Optimizing M3: How Uber Halved Our Metrics Ingestion Latency by Forking the Go Compiler
In Uber’s New York engineering office, our Observability team maintains a robust, scalable metrics and alerting pipeline responsible for detecting, mitigating, and notifying engineers of issues with their services as soon as they occur. Monitoring the health of our thousands of microservices helps us ensure that our platform runs smoothly and efficiently for our millions of users across the globe, from riders and driver-partners to eaters and restaurant-partners. A few months ago, a routine deployment in a core service of M3, our open source metrics and monitoring platform, caused a doubling in overall latency for collecting and persisting metrics to storage, elevating the metrics’ P99 from approximately 10 seconds to over 20 seconds.
That additional latency meant that Grafana dashboards about metrics related to our internal systems would take longer to load, and our automated alerts to system owners would take longer to fire.

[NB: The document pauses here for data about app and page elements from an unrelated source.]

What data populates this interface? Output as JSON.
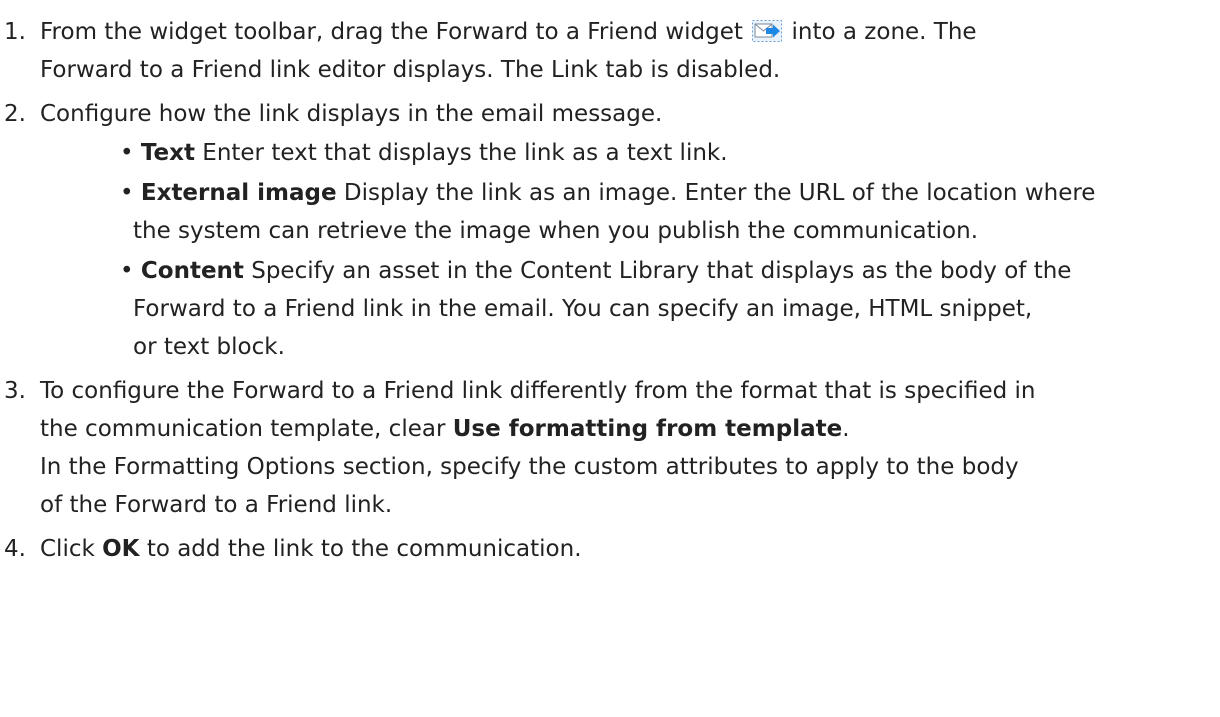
{
  "steps": [
    {
      "num": "1.",
      "lines": {
        "l1_before": "From the widget toolbar, drag the Forward to a Friend widget",
        "l1_after": "into a zone. The",
        "l2": "Forward to a Friend link editor displays. The Link tab is disabled."
      }
    },
    {
      "num": "2.",
      "lines": {
        "l1": "Configure how the link displays in the email message."
      },
      "bullets": [
        {
          "term": "Text",
          "l1": "Enter text that displays the link as a text link."
        },
        {
          "term": "External image",
          "l1": "Display the link as an image. Enter the URL of the location where",
          "l2": "the system can retrieve the image when you publish the communication."
        },
        {
          "term": "Content",
          "l1": "Specify an asset in the Content Library that displays as the body of the",
          "l2": "Forward to a Friend link in the email. You can specify an image, HTML snippet,",
          "l3": "or text block."
        }
      ]
    },
    {
      "num": "3.",
      "lines": {
        "l1": "To configure the Forward to a Friend link differently from the format that is specified in",
        "l2_before": "the communication template, clear",
        "l2_bold": "Use formatting from template",
        "l2_after": ".",
        "l3": "In the Formatting Options section, specify the custom attributes to apply to the body",
        "l4": "of the Forward to a Friend link."
      }
    },
    {
      "num": "4.",
      "lines": {
        "l1_before": "Click",
        "l1_bold": "OK",
        "l1_after": "to add the link to the communication."
      }
    }
  ],
  "bullet_char": "•",
  "icons": {
    "widget_icon": "forward-to-friend-icon"
  },
  "colors": {
    "text": "#222222",
    "icon_blue": "#1e88e5",
    "icon_border": "#6aa0d8"
  }
}
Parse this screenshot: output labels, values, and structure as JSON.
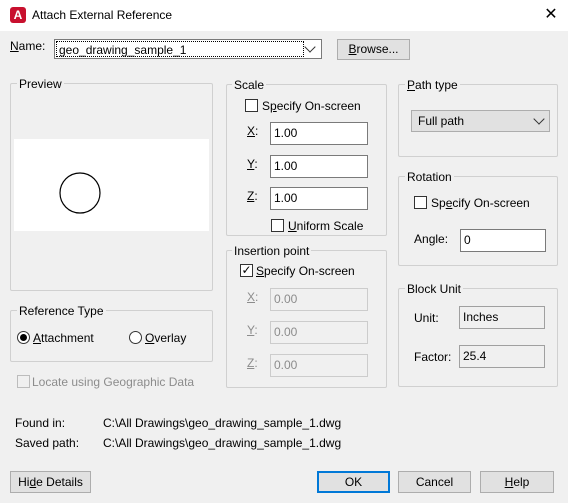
{
  "window": {
    "title": "Attach External Reference",
    "app_icon_letter": "A"
  },
  "name_row": {
    "label": "Name:",
    "value": "geo_drawing_sample_1",
    "browse_label": "Browse..."
  },
  "preview": {
    "label": "Preview"
  },
  "scale": {
    "label": "Scale",
    "specify_label": "Specify On-screen",
    "x_label": "X:",
    "x_value": "1.00",
    "y_label": "Y:",
    "y_value": "1.00",
    "z_label": "Z:",
    "z_value": "1.00",
    "uniform_label": "Uniform Scale"
  },
  "insertion": {
    "label": "Insertion point",
    "specify_label": "Specify On-screen",
    "x_label": "X:",
    "x_value": "0.00",
    "y_label": "Y:",
    "y_value": "0.00",
    "z_label": "Z:",
    "z_value": "0.00"
  },
  "path_type": {
    "label": "Path type",
    "value": "Full path"
  },
  "rotation": {
    "label": "Rotation",
    "specify_label": "Specify On-screen",
    "angle_label": "Angle:",
    "angle_value": "0"
  },
  "block_unit": {
    "label": "Block Unit",
    "unit_label": "Unit:",
    "unit_value": "Inches",
    "factor_label": "Factor:",
    "factor_value": "25.4"
  },
  "reference_type": {
    "label": "Reference Type",
    "attachment_label": "Attachment",
    "overlay_label": "Overlay",
    "selected": "Attachment"
  },
  "geo": {
    "label": "Locate using Geographic Data"
  },
  "details": {
    "found_in_label": "Found in:",
    "found_in_value": "C:\\All Drawings\\geo_drawing_sample_1.dwg",
    "saved_path_label": "Saved path:",
    "saved_path_value": "C:\\All Drawings\\geo_drawing_sample_1.dwg"
  },
  "buttons": {
    "hide_details": "Hide Details",
    "ok": "OK",
    "cancel": "Cancel",
    "help": "Help"
  },
  "icons": {
    "close": "close-icon",
    "check": "check-icon",
    "dropdown": "chevron-down-icon",
    "circle": "preview-circle"
  }
}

Mitigating the issue was simple–we just reverted to the last known good build, but we still needed to figure out the root cause so we could fix it. Figure 1: The arrow on the left shows our typical end-to-end latency, hovering around 10 seconds with occasional spikes.
The arrow on the right shows our end-to-end latency after the performance regression, where we see regular spikes rising to 20 seconds. While a lot has been written about how to analyze the performance of software written in Go, most discussions conclude with an explanation of how visualizing CPU and heap profiles with pprof diagnosed and resolved the issue. In this case, our journey began with CPU profiles and pprof but quickly went off the rails when those tools failed us and we were forced to fall back on more primitive tools like git bisect, reading Plan 9 assembly, and yes, forking the Go compiler.